**EXERCISE DESCRIPTION**
From the entries below, list each line with "JSON".

**RECORDS PROVIDED**
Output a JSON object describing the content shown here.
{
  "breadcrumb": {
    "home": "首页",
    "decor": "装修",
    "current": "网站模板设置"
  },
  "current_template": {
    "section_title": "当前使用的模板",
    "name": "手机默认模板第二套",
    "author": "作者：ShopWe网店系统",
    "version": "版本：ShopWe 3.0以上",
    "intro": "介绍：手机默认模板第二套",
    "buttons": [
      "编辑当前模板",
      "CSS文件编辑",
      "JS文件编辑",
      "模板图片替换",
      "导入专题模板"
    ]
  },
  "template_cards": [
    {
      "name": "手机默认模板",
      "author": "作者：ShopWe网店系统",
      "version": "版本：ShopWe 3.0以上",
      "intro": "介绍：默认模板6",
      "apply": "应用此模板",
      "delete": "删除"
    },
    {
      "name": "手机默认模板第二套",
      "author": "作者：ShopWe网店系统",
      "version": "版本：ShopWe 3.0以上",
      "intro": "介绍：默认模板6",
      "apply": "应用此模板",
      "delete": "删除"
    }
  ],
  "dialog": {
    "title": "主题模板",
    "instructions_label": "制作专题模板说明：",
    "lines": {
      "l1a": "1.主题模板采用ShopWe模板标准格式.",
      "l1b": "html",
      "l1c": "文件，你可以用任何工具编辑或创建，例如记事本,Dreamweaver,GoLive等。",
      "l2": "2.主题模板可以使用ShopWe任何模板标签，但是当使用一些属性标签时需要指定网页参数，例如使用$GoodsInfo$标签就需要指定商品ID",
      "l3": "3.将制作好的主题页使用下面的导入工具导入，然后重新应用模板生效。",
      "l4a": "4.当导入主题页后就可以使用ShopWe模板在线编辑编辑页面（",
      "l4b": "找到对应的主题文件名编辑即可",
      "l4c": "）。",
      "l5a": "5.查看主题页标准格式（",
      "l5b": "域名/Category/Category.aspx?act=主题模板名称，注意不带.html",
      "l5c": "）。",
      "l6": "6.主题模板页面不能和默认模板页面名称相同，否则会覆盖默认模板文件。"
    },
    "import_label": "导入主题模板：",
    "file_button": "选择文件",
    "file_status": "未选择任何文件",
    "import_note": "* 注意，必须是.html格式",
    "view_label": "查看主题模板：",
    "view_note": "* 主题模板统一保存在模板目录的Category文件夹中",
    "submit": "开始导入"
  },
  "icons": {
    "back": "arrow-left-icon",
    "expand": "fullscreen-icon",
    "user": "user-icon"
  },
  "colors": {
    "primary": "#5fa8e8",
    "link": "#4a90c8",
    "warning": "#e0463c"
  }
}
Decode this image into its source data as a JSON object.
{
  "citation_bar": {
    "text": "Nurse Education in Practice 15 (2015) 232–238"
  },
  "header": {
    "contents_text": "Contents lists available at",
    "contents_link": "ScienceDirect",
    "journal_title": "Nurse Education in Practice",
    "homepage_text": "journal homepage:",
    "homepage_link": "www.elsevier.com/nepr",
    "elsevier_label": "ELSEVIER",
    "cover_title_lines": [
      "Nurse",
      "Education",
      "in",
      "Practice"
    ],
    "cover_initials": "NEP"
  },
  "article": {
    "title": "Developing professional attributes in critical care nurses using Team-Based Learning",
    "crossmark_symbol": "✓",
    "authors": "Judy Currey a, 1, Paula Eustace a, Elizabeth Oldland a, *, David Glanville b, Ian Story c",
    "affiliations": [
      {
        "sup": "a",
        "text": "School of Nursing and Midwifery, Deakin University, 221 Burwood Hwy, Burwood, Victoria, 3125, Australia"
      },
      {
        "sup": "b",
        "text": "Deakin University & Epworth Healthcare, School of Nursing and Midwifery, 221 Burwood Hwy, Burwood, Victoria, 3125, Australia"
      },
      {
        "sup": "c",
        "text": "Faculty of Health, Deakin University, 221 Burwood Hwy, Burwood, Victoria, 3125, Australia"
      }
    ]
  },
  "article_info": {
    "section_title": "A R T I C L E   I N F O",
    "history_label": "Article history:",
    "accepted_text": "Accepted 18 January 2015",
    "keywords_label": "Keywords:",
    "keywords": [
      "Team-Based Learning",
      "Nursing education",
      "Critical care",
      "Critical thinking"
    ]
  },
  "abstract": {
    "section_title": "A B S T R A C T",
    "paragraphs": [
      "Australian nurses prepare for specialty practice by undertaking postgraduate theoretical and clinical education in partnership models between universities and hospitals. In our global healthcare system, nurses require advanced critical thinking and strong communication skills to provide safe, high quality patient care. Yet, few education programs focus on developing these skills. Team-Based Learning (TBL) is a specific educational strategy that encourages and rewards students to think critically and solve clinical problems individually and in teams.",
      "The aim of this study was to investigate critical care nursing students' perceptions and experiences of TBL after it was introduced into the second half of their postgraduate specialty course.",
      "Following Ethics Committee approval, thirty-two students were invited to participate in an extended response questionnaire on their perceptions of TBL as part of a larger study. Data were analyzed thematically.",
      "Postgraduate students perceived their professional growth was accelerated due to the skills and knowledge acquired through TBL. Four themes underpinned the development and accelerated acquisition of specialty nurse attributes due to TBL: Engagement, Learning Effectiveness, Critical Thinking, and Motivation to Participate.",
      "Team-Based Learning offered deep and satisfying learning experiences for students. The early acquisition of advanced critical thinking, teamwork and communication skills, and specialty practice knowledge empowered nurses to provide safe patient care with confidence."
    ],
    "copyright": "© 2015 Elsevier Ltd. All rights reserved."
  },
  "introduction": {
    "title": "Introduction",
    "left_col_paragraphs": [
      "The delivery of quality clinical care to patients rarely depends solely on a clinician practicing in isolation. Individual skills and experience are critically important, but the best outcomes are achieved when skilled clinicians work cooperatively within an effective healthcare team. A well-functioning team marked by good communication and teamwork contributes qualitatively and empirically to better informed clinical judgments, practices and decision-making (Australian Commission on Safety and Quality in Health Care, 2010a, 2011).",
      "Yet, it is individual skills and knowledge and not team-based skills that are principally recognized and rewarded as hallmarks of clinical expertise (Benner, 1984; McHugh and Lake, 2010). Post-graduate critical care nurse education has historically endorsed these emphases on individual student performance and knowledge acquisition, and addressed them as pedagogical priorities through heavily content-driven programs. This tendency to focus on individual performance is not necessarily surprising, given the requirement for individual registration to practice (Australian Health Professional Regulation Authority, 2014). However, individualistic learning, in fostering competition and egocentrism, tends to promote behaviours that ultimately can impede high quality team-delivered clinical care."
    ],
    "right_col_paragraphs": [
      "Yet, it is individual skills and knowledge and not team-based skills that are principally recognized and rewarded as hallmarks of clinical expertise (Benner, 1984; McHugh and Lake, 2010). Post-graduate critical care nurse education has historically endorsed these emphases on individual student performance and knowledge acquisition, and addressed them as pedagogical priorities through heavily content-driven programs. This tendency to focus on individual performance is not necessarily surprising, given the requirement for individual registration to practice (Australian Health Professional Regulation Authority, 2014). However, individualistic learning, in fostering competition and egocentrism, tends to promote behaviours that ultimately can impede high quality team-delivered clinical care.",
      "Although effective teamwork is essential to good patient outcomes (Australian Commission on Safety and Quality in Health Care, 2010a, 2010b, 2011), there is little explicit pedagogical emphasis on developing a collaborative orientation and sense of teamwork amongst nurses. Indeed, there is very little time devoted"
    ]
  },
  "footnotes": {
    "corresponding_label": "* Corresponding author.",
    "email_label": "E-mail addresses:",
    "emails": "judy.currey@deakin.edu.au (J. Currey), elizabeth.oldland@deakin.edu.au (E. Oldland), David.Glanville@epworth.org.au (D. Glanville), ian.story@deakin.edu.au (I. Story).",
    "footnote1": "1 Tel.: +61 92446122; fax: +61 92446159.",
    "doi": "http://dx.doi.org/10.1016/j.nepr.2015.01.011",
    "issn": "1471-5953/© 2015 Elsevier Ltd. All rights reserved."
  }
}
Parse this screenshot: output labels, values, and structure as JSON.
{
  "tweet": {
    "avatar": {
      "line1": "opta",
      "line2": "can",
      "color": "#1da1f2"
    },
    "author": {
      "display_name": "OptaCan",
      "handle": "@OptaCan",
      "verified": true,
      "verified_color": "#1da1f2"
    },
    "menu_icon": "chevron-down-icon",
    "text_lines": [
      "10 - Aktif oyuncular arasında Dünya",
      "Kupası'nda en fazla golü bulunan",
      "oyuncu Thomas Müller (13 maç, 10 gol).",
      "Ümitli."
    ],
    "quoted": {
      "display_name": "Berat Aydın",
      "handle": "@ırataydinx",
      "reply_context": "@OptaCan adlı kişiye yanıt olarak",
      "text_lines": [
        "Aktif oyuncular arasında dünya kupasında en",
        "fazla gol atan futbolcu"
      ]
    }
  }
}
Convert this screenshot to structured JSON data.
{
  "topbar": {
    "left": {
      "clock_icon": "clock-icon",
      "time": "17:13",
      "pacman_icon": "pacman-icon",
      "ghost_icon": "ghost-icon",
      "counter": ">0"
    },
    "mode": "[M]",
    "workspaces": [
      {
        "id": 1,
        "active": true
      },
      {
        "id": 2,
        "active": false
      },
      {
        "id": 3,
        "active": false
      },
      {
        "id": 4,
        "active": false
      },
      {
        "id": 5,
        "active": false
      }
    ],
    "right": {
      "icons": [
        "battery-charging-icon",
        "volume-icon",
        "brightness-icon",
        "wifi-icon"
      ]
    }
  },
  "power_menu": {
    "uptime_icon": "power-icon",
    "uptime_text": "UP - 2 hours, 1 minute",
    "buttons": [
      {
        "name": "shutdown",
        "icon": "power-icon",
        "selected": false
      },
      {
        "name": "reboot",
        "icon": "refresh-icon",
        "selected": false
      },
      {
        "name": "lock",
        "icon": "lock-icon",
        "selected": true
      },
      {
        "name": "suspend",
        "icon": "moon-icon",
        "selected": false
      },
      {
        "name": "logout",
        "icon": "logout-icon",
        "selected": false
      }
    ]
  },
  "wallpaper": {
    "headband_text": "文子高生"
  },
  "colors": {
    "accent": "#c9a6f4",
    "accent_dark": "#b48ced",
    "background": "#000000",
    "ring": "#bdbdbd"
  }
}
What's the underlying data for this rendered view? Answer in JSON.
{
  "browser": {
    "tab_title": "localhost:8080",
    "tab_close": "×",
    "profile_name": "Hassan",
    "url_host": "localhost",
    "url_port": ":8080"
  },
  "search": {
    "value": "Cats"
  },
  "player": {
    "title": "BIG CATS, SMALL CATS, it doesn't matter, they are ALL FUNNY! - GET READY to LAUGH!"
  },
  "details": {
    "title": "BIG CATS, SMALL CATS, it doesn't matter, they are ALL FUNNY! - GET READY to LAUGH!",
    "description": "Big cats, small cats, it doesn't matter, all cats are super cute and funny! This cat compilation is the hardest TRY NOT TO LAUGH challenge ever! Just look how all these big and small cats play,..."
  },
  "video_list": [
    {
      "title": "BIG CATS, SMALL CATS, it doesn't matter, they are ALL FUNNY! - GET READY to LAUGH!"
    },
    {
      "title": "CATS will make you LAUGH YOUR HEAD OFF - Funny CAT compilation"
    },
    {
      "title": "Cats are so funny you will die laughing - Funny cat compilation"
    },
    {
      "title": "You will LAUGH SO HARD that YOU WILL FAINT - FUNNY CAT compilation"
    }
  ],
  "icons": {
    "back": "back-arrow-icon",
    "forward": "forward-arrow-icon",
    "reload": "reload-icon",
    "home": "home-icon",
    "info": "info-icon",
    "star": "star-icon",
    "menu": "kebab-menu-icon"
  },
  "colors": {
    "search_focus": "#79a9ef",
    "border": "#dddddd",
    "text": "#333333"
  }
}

**TASK OUTPUT**
Output a JSON object describing the content shown here.
Decode this image into its source data as a JSON object.
Parse this screenshot: output labels, values, and structure as JSON.
Convert this screenshot to structured JSON data.
What's the underlying data for this rendered view? Answer in JSON.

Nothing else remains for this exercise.